The starting point of a scientific study of school leadership is the insight into its central importance for the quality of schools and their development. The importance of school leadership for the quality and development of schools and the relevance of professionalizing school leaders are well supported by scientific evidence and are now increasingly emphasized by school leaders themselves, by educational researchers, and also by educational policy makers. For example, the effectiveness and success of improvement efforts depend to a large extent on the performance of school leaders. Extensive empirical efforts of quantitatively oriented school effectiveness research – predominantly in North America, Great Britain, Australia and New Zealand, but also in the Netherlands as well as in the Scandinavian countries – revealed that the pedagogical control of schools by school leaders is a central factor for the quality of a school. Recent studies on school development or school improvement also emphasize the relevance of school leadership, especially with regard to the intended continuous improvement process in any school (for a critical overview see, among others, Huber, 1999a). School leadership thus assumes a central role in all phases of the school development process. It is often described as responsible for maintaining a view of the whole school in the targeted improvement processes and for ensuring meaningful coordination of individual activities.
In addition, it is to create intraschool conditions for continuous professional development and increasing professionalization of teachers. It bears responsibility for the development of a cooperative school culture, etc. In the current literature, but also in educational policy and practice, it is also recognized that principals face new and expanded demands in light of current developments, namely, for example, the indicated shift in tasks and competencies. The role and function of school leadership have changed significantly, are currently changing, and will continue to change. In German-language school research, however, there are large research desiderata open, for example, with regard to concrete school leadership actions.

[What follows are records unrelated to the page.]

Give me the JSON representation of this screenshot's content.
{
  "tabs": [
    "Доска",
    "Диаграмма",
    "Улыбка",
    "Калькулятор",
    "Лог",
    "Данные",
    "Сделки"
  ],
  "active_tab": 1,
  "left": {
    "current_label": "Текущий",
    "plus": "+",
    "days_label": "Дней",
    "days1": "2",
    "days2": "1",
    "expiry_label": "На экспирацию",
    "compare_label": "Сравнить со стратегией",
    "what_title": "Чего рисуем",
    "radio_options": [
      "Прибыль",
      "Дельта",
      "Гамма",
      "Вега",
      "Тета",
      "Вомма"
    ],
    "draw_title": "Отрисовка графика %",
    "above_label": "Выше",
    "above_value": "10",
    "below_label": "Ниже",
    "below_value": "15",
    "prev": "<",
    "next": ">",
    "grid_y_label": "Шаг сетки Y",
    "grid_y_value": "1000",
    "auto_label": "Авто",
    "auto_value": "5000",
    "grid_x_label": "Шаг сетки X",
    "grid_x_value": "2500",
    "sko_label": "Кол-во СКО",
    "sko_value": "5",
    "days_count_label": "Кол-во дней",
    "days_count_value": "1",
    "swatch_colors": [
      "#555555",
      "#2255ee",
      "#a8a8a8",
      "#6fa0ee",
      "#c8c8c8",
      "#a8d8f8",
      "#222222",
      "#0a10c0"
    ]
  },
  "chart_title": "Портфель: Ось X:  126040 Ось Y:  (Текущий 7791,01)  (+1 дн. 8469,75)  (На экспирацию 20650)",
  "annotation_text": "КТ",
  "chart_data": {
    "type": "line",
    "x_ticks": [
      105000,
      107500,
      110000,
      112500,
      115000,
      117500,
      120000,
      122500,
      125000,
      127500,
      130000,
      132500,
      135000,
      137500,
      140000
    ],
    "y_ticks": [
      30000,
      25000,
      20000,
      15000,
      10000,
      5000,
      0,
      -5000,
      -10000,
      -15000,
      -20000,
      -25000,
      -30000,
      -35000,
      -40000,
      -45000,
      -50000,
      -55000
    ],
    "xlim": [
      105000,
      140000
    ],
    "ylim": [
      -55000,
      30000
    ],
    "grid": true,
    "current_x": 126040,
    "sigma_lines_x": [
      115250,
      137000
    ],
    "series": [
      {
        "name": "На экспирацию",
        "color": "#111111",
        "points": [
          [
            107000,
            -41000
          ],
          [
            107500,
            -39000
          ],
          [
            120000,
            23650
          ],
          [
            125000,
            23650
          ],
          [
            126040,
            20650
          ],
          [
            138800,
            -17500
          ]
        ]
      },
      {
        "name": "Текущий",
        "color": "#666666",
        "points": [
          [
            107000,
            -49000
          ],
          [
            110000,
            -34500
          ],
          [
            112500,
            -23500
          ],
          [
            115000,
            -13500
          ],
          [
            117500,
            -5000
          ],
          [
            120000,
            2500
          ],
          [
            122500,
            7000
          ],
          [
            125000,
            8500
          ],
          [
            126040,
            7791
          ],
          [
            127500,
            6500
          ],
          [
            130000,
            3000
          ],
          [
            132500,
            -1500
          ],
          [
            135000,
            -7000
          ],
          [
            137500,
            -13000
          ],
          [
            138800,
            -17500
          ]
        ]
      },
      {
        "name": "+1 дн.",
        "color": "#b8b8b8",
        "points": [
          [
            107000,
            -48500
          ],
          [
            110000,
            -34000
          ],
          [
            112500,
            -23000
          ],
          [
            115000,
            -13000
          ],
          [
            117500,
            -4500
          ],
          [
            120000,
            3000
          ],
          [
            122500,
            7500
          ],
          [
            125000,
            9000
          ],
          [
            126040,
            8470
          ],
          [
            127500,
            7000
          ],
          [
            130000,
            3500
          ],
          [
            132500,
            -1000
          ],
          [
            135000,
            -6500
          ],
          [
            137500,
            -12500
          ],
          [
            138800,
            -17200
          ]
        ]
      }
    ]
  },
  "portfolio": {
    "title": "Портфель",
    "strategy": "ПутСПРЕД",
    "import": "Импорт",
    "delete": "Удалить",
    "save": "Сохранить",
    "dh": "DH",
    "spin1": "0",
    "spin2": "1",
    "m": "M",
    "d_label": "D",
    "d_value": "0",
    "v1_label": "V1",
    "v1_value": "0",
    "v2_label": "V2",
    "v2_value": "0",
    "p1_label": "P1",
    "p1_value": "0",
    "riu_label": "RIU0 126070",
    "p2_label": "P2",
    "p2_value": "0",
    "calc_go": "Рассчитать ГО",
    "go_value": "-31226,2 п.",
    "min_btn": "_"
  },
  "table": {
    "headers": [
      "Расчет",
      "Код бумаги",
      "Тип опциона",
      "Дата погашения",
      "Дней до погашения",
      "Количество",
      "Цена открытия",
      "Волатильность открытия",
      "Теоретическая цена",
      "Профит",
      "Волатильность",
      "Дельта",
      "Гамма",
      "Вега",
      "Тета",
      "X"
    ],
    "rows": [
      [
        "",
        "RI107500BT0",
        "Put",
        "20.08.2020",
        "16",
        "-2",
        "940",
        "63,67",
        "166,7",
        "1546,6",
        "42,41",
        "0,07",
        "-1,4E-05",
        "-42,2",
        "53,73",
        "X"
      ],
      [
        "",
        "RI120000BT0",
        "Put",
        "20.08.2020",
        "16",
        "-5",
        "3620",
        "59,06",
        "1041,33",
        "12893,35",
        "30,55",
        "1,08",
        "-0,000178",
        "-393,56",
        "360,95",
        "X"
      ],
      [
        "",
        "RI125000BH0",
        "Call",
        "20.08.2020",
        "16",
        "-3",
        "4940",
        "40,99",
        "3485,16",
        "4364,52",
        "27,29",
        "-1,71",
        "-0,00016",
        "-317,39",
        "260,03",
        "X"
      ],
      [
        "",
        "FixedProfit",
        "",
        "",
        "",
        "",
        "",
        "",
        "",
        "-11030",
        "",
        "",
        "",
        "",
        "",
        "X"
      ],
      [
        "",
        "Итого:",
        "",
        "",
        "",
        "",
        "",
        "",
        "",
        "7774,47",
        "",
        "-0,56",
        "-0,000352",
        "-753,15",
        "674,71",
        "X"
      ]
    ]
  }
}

In view of the relevance of school leaders and the changing demands for high competence, their qualification (the quantity and quality of training and continuing education) is also of great importance. Up to now, however, it has often been wrongly assumed that there is an identity of competencies between teachers and school management staff. Not least for this reason, there is a lack in the German-speaking world of both a precise job and requirements profile of school administrators and, in particular, studies on the stress and strain experienced by school administrators.